Surging canola prices, or rapeseed as it’s known in Europe, have been long overdue following four consecutive years of stock depletion amongst key producing and exporting regions, most notably Canada where canola stocks have fallen from 4.4MT in 2018/19 to a forecast 691KT by the end of 2021/22. However, this retreat has not been the only catalyst of what seems like a relentless bull run for European benchmark rapeseed futures – which have now rallied to over €600/T, having begun 2021 at €396/T – of which a large part has been played by the wider oilseeds complex.
European farmers have been reluctant growers of rapeseed in recent seasons with a ban on Neonicotinoids and Flea Beetle damage making it a risky crop for many. However, with spot prices now over €600/T, our expectation is that plantings could increase by up to 20 per cent on last season as the odds look more favourable for the grower with current prices as they are.
Labour shortages and weather issues in key palm producing regions of Malaysia and Indonesia have caused a surge in palm oil prices, with demand fuelled by a global economic recovery, further driving the oilseeds rally and underpinning values at levels well above average, a significant bullish factor especially for high oil content seeds such as canola.
On top of this we have seen a sharp depletion in soybean stocks, a competing source of feedstock for biodiesel, which explains why a great proportion of the crush margin is currently oil.
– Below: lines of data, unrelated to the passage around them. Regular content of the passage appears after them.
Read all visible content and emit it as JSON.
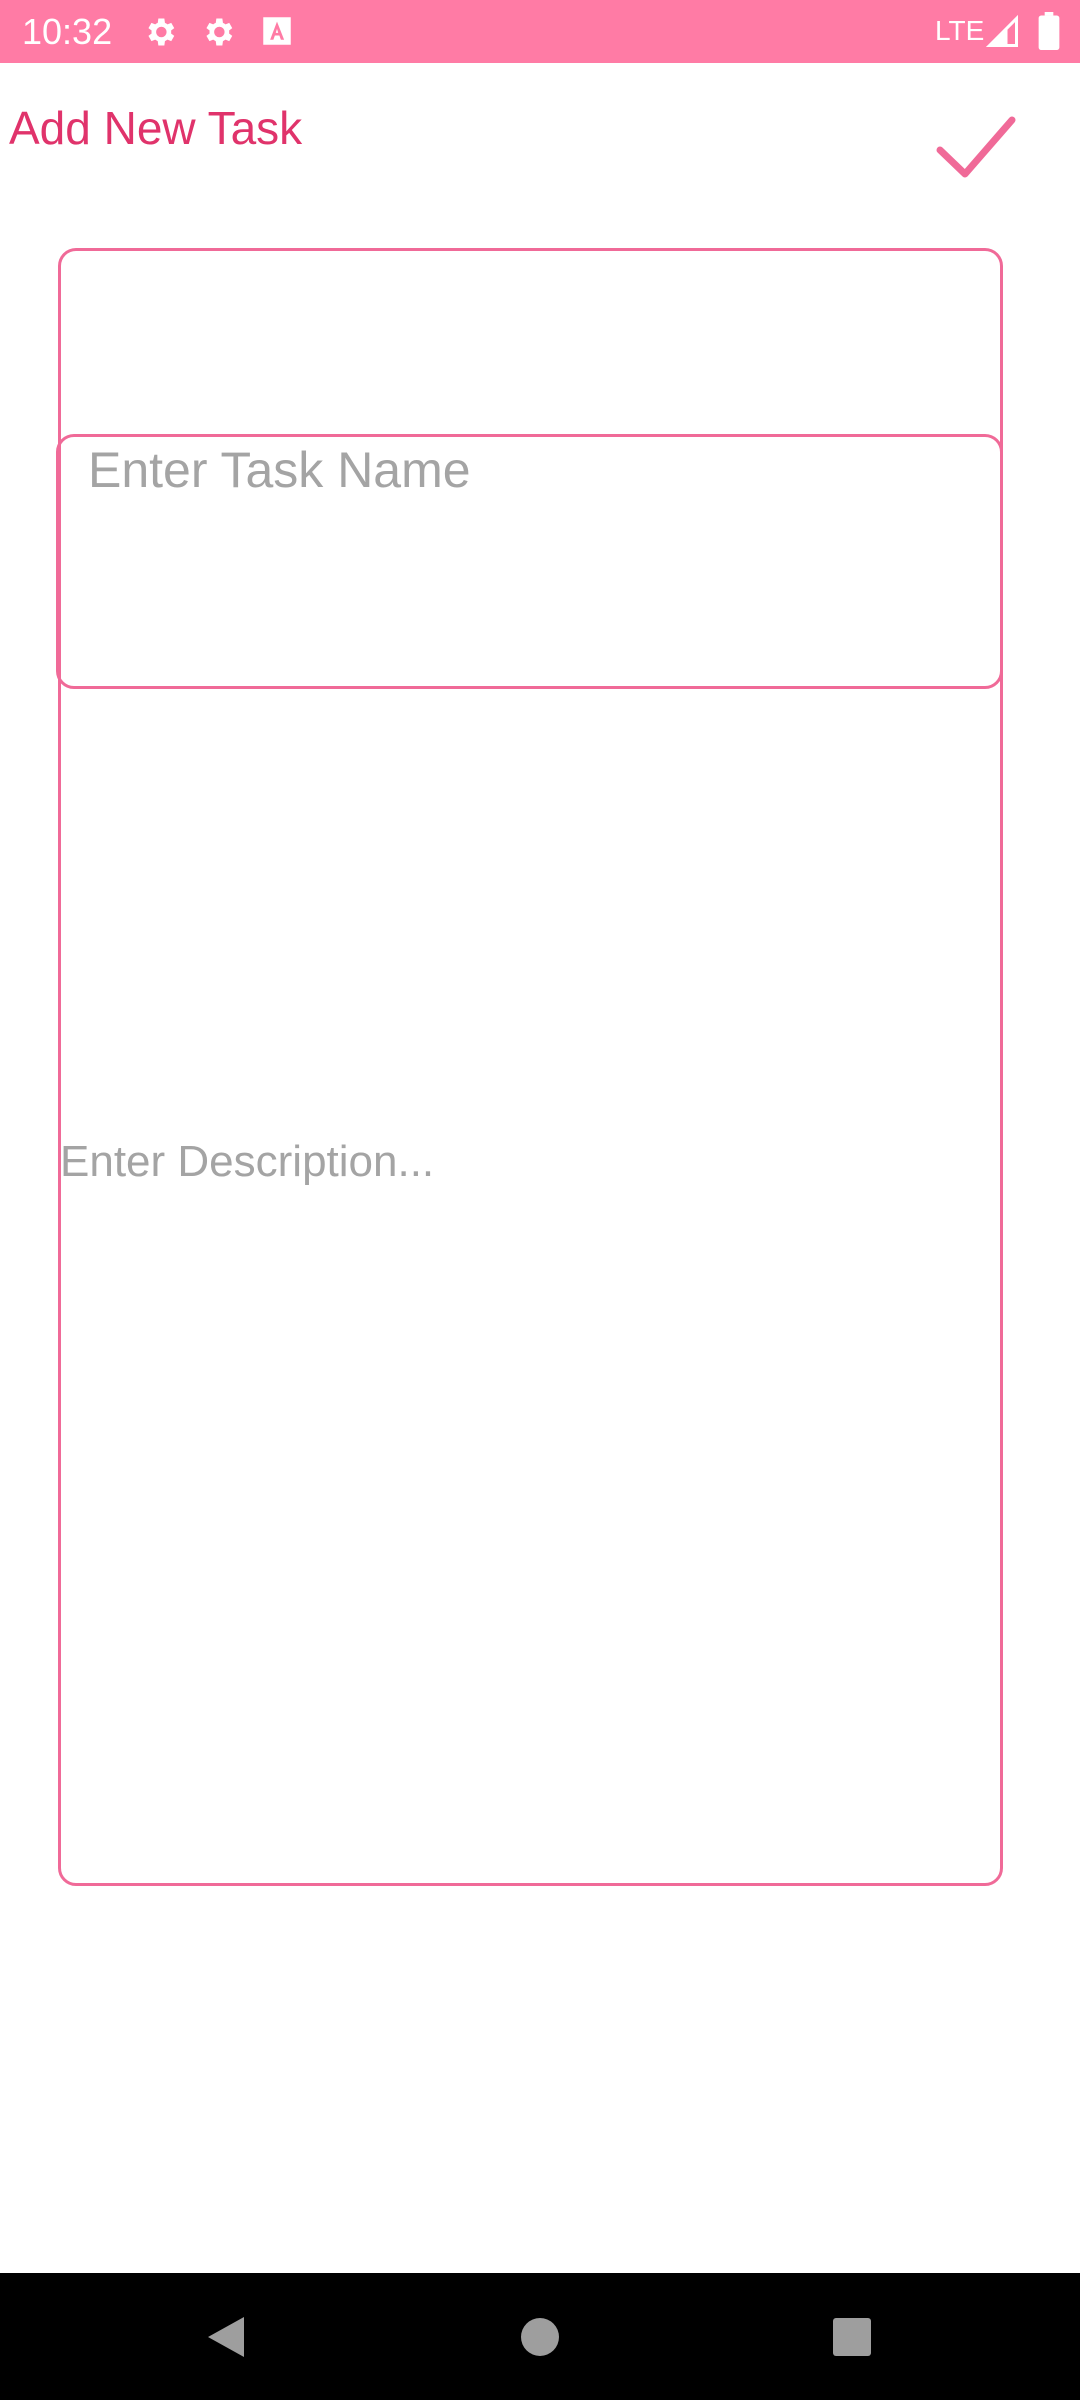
{
  "status_bar": {
    "time": "10:32",
    "network": "LTE",
    "icons": [
      "gear-icon",
      "gear-icon",
      "a-box-icon",
      "signal-icon",
      "battery-icon"
    ],
    "background_color": "#FF7BA5"
  },
  "app_bar": {
    "title": "Add New Task",
    "confirm_icon": "check-icon",
    "accent_color": "#E0336B"
  },
  "form": {
    "task_name_placeholder": "Enter Task Name",
    "description_placeholder": "Enter Description...",
    "border_color": "#F06A98"
  },
  "nav_bar": {
    "icons": [
      "back-icon",
      "home-icon",
      "recents-icon"
    ]
  }
}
These lower stocks are down to an extended US export programme and lower production following North and South American droughts, causing soybean prices to surge by over $5/bushel to nearly $15/bushel at its peak in June.
With a greater oil proportion in rapeseed than in soybeans, this bullish global vegetable oil market is being felt to a far greater extent than in the larger soybean market.
Prices are in danger of looking over valued, as we enter key producing months for palm and what looks set to be a strong Australian canola export season, however it is unlikely we will see a return to more normal pricing levels until there is much more confidence in improved supplies throughout the oilseeds complex and an easing of global vegetable oil markets.